Last Christmas, my mother gave each of her children a copy of Corrie ten Boom’s The Hiding Place. She told us it was a book that meant a great deal to her, and that it contains a powerful message of hope and love and forgiveness. It was one of many books I received for Christmas that year, and when I returned home to Boston I added it to my ever-growing collection. Then I promptly forgot about it.
Soon after my return, I began to feel some anger toward one of my good friends. We had been close friends for a while, but a series of very minor events aggravated me. Though he never did anything intentionally hurtful, I felt like he sometimes took advantage of our friendship, and I resented him for it. Continue reading

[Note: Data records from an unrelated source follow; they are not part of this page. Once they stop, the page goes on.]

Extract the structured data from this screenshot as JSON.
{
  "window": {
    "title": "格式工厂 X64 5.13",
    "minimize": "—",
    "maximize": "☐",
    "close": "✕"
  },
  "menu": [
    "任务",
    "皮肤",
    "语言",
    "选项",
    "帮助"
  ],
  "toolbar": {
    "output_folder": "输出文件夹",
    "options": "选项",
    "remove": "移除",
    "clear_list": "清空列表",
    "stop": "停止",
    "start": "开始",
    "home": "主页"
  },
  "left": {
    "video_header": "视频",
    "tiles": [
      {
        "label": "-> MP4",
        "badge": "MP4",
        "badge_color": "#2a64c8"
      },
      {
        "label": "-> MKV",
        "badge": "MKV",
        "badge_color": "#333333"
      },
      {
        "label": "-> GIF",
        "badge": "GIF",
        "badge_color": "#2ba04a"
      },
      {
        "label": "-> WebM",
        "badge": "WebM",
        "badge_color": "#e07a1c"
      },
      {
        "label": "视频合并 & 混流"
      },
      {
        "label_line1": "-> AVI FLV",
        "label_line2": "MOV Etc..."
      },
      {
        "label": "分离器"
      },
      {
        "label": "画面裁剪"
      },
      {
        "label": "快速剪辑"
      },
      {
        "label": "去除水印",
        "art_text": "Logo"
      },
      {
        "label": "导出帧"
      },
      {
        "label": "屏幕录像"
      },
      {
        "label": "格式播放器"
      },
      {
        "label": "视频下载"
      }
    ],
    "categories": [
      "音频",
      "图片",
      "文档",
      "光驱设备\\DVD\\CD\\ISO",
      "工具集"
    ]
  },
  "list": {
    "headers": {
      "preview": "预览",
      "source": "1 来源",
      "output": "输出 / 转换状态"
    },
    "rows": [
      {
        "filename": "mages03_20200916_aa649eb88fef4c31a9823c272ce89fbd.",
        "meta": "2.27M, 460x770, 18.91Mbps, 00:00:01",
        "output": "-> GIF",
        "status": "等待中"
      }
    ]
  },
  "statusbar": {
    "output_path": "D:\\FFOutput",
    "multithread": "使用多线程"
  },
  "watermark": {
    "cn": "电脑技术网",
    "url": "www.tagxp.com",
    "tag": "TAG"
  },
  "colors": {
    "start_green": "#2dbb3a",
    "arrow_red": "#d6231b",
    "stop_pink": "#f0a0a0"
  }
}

Kelly Austin is the frazzled but happy mother of four. In her commitment to refuse to grow up, she has spent the entirety of her adult life on college campuses. She currently attempts to teach writing and literature to the oft sleepy and stressed students at Xavier University.
“Is there anything I can do to help?”
“Let me know if there’s anything I can do.”
They were phrases I had become accustomed to hearing. Mormons, I think, are trained well to ask such questions of each other. We had just learned that our third child, whom I was still carrying, had a rare and fatal chromosomal disorder. If Ani made it to full term, she would not live long. We were looking at minutes, maybe hours at most. There was nothing they could do.
Enter well-meaning family and friends, determined to do something, anything, to ease our pain, to soothe our grief. People wanted to know what they could do. Mormons are, after all, encouraged to be “anxiously engaged in a good cause.” The offers were often anxious. And always good. But I never had an adequate answer. I appreciated the offers. I knew they were sincere, from the heart. I just didn’t know how to respond. I was having a hard enough time navigating my own grief, my husband’s very different brand of grief and the grief of my young sons, then ten and five, to even know where to begin. Continue reading
Photo by muskva
As my husband and kids exit our minivan, I remain in my seat. I flip open my lipstick case and peer into the tiny mirror. Have I absent-mindedly brushed my hand against my mouth on the way to church? By adjusting the mirror, I also check to see if I have put on my Sunday-best visage. Like Prufrock, I found the “time/ to prepare a face to meet the faces that [I] meet.” I let out a deep sigh and scurry to catch up with my family. Walking down the hall to the chapel, I try to compose a stance for interacting with the women in my ward. Should I walk with my chin high, or should I stoop over? Over the last few months, I’ve had some odd encounters.
On the Sunday closest to the Relief Society birthday, I tried to sing “As Sisters in Zion” in sacrament meeting with twenty or so others. I started to cry because I did not feel as though I could achieve the ideal expressed in the lyrics. To hide my tear-strewn face from the congregation, I stepped behind the sister singing next to me. As I struggled to stifle my sobs, another sister standing in the row behind me placed her hand on my shoulder. Her soft-yet-firm touch conveyed her love and concern for me. When the Relief Society choir finished, everyone moved out of place quickly. I never put that hand with a face. Not knowing who reached out to comfort me, I vowed to respond with warmth to every sister at church.